Also working in favor of what’s to come in this issue is the integration of long-time WildStorm character Grifter, who shows up as Fox’s bodyguard. Tynion’s strength as a writer in his Gotham work has long been incorporating favorite elements from the past, which he did with great success in his run on Detective Comics, basically centering the thing around Tim Drake in a way that made readers of a certain age (my age!) high five each other in virtual spaces. If he’s going to do more of that, I’m all for it, even if I still suspect Tynion’s Batman storytelling peaked during that run of Detective.

Batman #101

Ultimately, it’s hard to evaluate Batman #101, which is such a direct line to the title’s future, and it’s hard to do so because of the looming nature of Future State, with the unanswered questions about how the titles will fit into the publisher’s plans moving forward. There’s online chatter about how Future State being a contained one-off event means none of it will count, and I don’t see that being the case, not with the strength of the creators and the ideas involved, even if some of it is so clearly repurposed material from the nebulous and now-scuttled plans for 5G. Basically, I had trouble getting excited about the future Tynion foreshadowed this week while I was still riding the wave of sexy story announcement hype from the news of the Future State Batman comics.

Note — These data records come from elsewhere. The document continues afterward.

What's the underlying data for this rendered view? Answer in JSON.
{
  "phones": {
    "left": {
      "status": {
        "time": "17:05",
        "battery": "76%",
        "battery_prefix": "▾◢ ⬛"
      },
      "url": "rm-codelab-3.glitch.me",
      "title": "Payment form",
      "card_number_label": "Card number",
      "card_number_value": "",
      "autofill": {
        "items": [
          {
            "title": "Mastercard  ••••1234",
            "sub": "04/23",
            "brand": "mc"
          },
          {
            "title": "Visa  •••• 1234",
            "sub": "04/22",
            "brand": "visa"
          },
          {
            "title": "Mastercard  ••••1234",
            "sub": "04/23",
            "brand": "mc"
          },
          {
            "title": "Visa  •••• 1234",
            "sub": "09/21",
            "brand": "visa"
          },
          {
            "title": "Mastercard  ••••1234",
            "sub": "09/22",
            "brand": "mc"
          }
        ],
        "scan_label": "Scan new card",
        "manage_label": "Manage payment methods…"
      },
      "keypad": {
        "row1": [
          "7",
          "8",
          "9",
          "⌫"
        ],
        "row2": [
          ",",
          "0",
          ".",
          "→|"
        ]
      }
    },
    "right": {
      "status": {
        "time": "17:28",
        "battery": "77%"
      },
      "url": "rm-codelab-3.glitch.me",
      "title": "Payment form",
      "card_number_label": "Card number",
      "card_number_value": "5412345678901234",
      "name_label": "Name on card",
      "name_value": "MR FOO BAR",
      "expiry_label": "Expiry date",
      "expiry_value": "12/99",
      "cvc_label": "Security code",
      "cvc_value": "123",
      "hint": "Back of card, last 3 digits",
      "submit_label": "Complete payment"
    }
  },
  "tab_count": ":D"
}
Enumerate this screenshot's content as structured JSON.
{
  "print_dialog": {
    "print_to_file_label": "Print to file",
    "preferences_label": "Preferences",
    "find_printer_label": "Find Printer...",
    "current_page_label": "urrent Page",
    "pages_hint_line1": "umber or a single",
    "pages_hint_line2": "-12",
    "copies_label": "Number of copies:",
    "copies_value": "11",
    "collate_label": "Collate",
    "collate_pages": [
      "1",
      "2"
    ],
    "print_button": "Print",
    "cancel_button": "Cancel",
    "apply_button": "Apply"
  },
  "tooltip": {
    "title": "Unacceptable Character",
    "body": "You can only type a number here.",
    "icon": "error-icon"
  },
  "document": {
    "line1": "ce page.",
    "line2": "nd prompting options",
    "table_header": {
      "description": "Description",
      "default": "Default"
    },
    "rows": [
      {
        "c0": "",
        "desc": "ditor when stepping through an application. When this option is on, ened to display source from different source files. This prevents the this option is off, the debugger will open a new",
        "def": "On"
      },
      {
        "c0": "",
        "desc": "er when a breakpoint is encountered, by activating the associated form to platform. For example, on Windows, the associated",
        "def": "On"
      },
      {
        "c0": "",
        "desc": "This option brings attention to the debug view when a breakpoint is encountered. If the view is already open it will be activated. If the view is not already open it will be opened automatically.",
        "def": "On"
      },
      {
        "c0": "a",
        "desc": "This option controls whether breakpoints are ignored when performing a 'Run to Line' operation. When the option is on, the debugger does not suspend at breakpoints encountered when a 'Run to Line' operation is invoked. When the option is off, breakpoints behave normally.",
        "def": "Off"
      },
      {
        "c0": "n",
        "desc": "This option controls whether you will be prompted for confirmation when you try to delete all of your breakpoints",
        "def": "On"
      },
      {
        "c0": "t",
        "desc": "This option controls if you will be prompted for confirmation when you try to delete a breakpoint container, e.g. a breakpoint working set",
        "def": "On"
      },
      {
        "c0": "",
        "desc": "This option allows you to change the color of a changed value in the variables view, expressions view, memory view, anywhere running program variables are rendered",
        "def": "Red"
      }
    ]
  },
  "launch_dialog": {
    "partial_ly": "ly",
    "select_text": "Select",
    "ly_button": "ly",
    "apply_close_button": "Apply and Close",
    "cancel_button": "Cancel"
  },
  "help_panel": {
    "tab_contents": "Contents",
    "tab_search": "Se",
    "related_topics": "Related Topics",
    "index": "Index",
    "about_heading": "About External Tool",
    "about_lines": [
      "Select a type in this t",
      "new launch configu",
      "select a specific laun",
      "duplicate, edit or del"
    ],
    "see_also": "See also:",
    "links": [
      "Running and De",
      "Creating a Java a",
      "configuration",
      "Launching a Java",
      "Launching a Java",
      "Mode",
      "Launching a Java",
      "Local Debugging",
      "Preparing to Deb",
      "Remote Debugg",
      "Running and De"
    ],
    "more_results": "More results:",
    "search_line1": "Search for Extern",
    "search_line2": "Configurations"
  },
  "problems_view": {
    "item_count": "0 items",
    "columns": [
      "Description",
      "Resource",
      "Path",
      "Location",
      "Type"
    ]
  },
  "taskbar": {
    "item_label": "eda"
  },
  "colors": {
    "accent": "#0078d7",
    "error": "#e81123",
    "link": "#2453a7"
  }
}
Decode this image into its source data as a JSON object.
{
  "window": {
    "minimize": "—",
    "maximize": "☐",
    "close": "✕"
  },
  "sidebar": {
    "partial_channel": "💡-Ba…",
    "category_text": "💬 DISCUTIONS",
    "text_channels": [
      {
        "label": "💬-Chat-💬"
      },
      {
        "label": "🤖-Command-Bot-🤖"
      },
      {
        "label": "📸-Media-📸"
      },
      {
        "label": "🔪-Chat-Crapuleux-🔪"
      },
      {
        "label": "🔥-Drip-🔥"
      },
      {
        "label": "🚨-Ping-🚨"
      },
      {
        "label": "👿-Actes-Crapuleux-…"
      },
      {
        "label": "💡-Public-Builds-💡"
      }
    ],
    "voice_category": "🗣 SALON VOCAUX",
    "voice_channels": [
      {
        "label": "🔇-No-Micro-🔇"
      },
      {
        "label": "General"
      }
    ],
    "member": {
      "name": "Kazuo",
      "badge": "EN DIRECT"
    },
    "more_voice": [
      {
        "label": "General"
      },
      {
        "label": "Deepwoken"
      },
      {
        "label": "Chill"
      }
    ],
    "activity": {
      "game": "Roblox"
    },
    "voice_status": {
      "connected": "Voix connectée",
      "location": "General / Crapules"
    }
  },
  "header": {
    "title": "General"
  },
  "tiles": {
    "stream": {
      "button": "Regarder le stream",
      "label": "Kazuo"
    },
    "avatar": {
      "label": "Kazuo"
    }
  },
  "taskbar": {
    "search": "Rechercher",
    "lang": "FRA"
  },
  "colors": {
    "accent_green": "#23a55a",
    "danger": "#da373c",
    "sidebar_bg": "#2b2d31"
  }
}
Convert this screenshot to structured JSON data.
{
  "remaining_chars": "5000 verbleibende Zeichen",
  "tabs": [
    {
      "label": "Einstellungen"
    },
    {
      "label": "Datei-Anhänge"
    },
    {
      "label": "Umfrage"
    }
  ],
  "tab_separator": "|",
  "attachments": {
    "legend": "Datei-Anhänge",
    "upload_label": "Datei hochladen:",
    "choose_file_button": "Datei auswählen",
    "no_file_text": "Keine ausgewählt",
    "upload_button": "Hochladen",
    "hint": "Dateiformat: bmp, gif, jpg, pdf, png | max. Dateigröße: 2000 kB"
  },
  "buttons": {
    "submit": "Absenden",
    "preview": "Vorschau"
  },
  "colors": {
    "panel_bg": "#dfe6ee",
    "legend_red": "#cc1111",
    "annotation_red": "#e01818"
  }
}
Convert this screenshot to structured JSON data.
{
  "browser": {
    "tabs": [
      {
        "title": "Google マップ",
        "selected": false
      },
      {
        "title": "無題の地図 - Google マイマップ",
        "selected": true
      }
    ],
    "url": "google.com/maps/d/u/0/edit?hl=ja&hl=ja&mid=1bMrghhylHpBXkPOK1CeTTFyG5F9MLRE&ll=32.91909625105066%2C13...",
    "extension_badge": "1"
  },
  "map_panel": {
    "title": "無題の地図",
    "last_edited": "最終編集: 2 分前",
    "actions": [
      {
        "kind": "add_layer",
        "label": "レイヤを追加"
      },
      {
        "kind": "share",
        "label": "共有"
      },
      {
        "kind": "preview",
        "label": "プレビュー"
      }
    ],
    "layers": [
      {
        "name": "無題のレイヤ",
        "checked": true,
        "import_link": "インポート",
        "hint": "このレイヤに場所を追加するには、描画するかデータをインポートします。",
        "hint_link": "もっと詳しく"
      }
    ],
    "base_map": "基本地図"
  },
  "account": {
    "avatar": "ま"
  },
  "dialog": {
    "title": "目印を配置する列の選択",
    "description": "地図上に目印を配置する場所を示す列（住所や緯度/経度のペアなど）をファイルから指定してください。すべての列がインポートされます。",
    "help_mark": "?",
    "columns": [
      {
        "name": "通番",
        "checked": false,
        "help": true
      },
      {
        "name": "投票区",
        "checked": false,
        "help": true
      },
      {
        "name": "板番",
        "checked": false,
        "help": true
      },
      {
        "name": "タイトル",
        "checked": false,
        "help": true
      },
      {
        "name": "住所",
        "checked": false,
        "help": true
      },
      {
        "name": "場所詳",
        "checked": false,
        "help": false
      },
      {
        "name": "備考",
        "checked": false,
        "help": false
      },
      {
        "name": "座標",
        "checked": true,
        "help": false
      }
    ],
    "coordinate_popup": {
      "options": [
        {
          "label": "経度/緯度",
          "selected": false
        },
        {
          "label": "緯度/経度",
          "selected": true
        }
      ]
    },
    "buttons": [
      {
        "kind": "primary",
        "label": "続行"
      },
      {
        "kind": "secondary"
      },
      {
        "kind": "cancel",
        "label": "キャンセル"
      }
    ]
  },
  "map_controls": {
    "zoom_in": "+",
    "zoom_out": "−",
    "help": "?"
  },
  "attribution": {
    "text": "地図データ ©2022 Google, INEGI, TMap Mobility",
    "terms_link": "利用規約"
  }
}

Personally, I feel like a wait-and-see approach is called for, and that’s what I’d also recommend doing with this issue. Is it vital reading? No, I don’t think so. It’s more of a set of loose hints at something that has great potential, but you’ll have plenty of time to get onboard when the dust clears and Future State has settled.

Verdict: Browse


  • I’m absolutely loving what Josh Williamson, Robson Rocha, and the rest of the team are doing with the current Doom Metal story arc in Justice League, which as the name suggests is a Dark Nights: Death Metal tie-in. I’m a mark for any story involving Lex Luthor, and this one is extra fun because it’s serving up an odd mix of DC characters, including classic Teen Titans like Nightwing and Starfire, alongside Martian Manhunter, Hawkgirl, and deep benchers like Detective Chip. Really, it’s a mega event tie-in story done right, celebrating the bombast of these things while moving ahead minor plot points and filling in details.
  • Aquaman #64 is another fantastic issue in that run on the character. I’m going to severely miss Kelly Sue DeConnick’s work on this book, which has just been rock solid start to finish. The build to the finale here is no exception.
  • The last title I really enjoyed this week was Catwoman #26. Ram V. is perhaps the most exciting new writer to come to DC in years, and he’s working here with artist Fernando Blanco, whose work on the book has been stellar. What I like most about what the two are doing is that it feels complex and fresh for Catwoman. Part of the developments in Batman #101 were that Bruce Wayne and Selina Kyle were pausing their romance for a year, and this comic suggests that that time will be worth following, rather than just leaving the character paused and treading water, which is kind of how it felt during the Tom King Batman run.

    Miss any of our earlier reviews? Check out our full archive!